WorkSafeBC is still determining exactly what those look like, something Munro believes will be critical to whether the new rules succeeded in keeping workers safe.
“The contractors that we’re trying to bring back in line are the ones who are doing things under the table and dumping asbestos in alleys,” Munro said. “It’s not the legitimate contractors we need to worry about. It’s the illegitimate ones.”
Unions have advocated for firm training requirements that include in-person instruction and a set time period. Otherwise, Jajic worries contractors will evade the spirit of the rules by using online courses that can be rapidly completed instead of in-depth, in-person training.

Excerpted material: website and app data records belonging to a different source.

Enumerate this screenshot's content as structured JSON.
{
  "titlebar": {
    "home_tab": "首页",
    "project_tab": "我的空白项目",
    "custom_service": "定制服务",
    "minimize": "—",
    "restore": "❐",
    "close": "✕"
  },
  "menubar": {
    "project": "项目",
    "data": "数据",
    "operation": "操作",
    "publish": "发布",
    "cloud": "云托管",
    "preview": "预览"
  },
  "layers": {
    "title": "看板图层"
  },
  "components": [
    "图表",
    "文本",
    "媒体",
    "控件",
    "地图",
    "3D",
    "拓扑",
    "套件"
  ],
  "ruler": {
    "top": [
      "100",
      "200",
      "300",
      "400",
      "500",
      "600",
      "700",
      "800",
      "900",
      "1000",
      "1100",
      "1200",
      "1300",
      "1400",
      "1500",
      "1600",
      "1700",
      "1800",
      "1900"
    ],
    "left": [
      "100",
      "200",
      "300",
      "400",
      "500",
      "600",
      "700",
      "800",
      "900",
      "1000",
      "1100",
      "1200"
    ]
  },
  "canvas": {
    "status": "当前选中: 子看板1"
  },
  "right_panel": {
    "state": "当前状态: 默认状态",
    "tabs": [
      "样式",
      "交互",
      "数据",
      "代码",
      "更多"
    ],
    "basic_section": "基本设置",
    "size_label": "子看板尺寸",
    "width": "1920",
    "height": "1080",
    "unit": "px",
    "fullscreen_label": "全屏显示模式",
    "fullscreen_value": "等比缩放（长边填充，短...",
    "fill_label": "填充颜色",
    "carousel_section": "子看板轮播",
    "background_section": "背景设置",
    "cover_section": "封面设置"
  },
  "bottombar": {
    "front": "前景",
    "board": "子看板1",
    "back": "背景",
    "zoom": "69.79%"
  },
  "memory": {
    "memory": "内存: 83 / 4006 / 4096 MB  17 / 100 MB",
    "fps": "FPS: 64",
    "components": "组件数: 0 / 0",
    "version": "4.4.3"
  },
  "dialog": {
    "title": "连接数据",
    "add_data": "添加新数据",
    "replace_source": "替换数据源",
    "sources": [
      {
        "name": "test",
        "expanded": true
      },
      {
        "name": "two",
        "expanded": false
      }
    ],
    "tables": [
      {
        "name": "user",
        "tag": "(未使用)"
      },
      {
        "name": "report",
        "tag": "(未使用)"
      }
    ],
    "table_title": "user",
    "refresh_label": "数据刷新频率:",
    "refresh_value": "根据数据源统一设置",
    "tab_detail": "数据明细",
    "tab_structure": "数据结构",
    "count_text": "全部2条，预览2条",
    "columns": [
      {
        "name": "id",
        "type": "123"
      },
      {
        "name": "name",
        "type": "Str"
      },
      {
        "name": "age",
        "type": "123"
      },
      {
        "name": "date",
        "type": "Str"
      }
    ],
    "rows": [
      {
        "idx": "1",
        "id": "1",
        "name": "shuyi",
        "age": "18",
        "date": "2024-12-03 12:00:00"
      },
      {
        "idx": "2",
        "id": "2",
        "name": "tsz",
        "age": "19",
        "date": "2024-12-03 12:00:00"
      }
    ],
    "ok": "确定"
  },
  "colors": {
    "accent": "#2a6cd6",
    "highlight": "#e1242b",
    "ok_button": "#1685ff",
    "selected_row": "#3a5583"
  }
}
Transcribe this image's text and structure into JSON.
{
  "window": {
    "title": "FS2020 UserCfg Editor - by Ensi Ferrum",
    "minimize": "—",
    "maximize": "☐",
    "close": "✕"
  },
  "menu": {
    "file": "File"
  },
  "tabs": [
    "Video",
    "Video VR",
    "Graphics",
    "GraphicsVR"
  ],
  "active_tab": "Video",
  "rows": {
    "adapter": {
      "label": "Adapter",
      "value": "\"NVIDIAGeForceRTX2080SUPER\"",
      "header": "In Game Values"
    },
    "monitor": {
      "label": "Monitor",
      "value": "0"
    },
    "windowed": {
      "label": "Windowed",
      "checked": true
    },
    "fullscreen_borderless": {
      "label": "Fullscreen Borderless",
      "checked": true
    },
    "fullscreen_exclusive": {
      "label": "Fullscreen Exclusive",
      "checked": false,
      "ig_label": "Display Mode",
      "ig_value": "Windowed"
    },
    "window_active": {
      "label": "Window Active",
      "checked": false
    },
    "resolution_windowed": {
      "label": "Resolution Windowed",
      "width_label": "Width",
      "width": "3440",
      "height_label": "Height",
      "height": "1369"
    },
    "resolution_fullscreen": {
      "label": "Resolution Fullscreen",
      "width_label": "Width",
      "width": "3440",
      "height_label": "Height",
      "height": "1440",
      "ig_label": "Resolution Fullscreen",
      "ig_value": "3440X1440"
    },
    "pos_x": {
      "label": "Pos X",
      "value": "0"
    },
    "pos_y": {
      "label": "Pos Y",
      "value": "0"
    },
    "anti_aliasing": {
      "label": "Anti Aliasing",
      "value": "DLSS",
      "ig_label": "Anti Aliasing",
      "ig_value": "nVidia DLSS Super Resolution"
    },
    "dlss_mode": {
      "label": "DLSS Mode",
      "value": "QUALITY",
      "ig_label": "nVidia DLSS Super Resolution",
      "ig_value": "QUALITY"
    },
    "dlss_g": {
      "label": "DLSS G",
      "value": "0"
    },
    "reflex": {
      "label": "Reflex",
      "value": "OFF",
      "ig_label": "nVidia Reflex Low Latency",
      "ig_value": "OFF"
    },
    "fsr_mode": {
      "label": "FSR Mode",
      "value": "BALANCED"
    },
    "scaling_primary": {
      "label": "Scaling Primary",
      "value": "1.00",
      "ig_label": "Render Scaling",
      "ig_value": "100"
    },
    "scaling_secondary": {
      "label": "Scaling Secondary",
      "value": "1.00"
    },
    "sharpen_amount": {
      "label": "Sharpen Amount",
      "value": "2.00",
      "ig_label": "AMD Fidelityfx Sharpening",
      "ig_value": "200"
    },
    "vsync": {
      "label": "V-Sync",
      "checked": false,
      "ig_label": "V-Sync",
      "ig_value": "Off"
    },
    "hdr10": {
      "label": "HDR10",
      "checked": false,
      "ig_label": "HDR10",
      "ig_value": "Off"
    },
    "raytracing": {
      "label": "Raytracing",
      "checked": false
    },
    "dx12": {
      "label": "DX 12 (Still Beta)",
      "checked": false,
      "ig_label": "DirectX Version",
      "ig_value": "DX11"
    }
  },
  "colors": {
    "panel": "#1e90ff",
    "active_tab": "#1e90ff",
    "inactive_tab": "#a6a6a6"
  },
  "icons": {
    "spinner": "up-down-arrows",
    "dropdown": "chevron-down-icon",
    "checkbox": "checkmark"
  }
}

“I’m not aware of anybody out there who would purposefully do this,” Jajic said. “But there’s a reason the government is stepping in and trying to put regulations around it, right? They’re not doing it because folks who work in this industry are great actors. They’re doing it because there’s problems.”
Loftus says the other half of the equation is enforcement. He says WorkSafeBC will likely need to step up its inspections of worksites to make sure the new licensing requirements are being followed, something he says will take time and investment.
“Let’s not assume it was just unscrupulous contractors that expose workers. There’s a lot of innocent contractors who expose workers as well,” Loftus said. He said the hard part may be hiring and retaining enough staff to actually enforce the rules.
“I think they are going to be twice as busy as they were in the past,” Loftus said.
Last week, Loftus was among dozens who attended the International Day of Mourning ceremony in Vancouver for workers who died on the job. After a ceremony, delegates and workers marched down a walkway in Jack Poole Plaza, the glass adorned with brief, nameless accounts of workers who perished.
At the base of the walkway is a memorial to the victims of asbestos, the first in North America. Its silver tendrils spin in the wind as politicians and workers file past. It’s one of very few public reminders about the toxic legacy of asbestos — one that Loftus hopes will one day end.
“The rest of Canada is watching,” Loftus said. “They want to see what British Columbia does. They want to see if it’s a solution.”